EXERCISE GOAL> Identify every line in the records below that contains the word "name", and reproduce each one.

AVAILABLE RECORDS>
——

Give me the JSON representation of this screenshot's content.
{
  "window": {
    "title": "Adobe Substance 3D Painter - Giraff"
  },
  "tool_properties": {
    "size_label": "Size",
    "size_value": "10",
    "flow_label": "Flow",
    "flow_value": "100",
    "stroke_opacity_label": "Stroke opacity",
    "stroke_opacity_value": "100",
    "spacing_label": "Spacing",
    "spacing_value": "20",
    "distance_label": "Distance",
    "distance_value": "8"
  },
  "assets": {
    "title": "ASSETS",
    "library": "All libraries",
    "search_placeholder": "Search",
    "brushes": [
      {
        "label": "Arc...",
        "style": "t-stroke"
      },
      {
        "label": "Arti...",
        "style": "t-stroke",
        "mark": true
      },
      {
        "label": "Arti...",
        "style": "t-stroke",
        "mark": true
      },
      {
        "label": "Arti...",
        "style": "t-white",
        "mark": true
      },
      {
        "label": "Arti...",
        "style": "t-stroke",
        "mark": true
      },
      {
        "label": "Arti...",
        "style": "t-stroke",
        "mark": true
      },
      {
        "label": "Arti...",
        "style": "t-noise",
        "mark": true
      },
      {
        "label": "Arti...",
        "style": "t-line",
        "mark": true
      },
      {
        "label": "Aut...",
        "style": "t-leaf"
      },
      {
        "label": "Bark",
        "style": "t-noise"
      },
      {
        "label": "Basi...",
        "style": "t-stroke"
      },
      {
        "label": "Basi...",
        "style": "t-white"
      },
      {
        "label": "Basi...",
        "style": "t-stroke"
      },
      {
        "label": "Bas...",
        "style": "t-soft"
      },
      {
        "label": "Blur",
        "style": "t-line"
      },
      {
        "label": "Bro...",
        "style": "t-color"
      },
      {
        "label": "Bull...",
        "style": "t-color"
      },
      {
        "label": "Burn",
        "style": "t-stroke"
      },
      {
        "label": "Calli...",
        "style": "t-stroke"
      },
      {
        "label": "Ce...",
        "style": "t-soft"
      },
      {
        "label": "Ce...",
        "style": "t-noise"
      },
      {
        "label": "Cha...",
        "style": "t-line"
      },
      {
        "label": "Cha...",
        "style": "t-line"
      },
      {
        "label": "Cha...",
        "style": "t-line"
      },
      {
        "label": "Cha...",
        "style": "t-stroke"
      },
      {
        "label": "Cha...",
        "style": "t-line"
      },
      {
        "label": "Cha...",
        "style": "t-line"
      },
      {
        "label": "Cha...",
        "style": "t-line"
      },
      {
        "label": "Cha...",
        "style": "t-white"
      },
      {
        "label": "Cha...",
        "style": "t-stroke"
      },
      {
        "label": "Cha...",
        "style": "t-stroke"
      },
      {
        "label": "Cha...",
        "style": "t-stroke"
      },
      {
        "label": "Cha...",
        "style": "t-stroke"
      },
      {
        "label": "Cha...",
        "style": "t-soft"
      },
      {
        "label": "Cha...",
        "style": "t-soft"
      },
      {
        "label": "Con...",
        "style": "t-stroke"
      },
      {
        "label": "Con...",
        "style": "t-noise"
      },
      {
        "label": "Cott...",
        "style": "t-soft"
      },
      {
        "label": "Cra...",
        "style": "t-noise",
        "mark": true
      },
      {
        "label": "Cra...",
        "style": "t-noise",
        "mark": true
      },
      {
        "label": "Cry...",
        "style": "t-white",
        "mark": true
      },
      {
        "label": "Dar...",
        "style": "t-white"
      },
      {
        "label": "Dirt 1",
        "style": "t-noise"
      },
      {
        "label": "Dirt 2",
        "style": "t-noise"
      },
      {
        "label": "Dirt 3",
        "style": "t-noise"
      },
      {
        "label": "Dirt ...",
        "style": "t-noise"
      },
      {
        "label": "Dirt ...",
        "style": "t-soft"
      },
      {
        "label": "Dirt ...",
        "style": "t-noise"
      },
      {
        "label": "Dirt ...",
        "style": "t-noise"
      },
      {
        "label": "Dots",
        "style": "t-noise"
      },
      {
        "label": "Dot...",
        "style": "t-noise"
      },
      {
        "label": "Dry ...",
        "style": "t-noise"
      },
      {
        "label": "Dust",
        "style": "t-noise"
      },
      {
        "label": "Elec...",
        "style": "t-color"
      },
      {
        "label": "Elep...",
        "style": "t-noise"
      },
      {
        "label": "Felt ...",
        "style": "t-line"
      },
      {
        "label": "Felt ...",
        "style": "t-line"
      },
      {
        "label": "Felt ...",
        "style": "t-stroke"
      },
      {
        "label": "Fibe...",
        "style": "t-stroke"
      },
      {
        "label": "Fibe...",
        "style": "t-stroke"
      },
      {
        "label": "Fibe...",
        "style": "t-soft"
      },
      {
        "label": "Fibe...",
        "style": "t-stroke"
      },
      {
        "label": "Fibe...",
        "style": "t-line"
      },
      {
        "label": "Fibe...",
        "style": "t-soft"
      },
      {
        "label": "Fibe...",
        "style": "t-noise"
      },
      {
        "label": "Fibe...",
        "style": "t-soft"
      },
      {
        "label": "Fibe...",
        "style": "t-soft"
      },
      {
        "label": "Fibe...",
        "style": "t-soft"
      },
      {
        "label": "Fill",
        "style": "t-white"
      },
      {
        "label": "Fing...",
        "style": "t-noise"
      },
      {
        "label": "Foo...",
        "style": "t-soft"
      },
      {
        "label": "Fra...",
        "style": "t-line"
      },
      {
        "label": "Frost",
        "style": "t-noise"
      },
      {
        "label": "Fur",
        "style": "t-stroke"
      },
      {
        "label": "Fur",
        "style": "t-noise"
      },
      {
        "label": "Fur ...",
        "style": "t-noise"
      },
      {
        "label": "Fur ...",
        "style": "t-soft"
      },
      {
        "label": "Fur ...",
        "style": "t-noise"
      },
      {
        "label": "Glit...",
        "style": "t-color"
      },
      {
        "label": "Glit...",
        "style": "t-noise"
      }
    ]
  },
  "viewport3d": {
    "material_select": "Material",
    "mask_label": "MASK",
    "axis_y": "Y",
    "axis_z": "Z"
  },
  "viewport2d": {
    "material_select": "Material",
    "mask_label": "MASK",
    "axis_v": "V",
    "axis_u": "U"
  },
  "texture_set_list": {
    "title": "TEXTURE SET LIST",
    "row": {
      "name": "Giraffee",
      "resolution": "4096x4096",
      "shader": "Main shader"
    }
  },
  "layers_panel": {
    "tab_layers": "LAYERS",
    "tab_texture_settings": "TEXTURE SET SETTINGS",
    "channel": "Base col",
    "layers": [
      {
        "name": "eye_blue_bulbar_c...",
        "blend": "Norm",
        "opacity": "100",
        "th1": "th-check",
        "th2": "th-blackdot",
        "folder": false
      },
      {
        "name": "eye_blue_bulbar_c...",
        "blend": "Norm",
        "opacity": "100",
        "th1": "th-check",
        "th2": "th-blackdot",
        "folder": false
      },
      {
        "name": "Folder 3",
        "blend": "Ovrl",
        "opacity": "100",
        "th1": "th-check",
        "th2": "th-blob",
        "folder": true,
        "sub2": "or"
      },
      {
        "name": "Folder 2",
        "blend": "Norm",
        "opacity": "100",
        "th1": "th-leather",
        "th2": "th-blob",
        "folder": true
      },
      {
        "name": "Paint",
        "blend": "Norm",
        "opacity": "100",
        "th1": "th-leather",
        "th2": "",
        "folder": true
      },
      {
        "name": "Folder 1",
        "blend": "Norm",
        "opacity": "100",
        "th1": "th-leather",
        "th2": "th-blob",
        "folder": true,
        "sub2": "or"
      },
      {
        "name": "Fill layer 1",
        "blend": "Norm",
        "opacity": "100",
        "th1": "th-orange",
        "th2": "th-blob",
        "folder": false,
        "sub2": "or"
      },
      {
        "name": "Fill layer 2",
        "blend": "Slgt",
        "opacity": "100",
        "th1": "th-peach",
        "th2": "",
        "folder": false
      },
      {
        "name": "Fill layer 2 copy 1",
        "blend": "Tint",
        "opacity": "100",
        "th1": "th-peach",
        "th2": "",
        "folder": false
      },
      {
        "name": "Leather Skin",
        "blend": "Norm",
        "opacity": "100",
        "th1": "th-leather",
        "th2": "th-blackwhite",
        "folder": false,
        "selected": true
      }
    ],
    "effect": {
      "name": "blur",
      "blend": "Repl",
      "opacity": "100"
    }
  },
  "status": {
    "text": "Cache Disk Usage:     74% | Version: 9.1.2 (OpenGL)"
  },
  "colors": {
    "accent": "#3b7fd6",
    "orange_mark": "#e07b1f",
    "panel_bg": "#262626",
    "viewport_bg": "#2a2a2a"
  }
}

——

EXERCISE RESULT>
      "name": "Giraffee",
        "name": "eye_blue_bulbar_c...",
        "name": "eye_blue_bulbar_c...",
        "name": "Folder 3",
        "name": "Folder 2",
        "name": "Paint",
        "name": "Folder 1",
        "name": "Fill layer 1",
        "name": "Fill layer 2",
        "name": "Fill layer 2 copy 1",
        "name": "Leather Skin",
      "name": "blur",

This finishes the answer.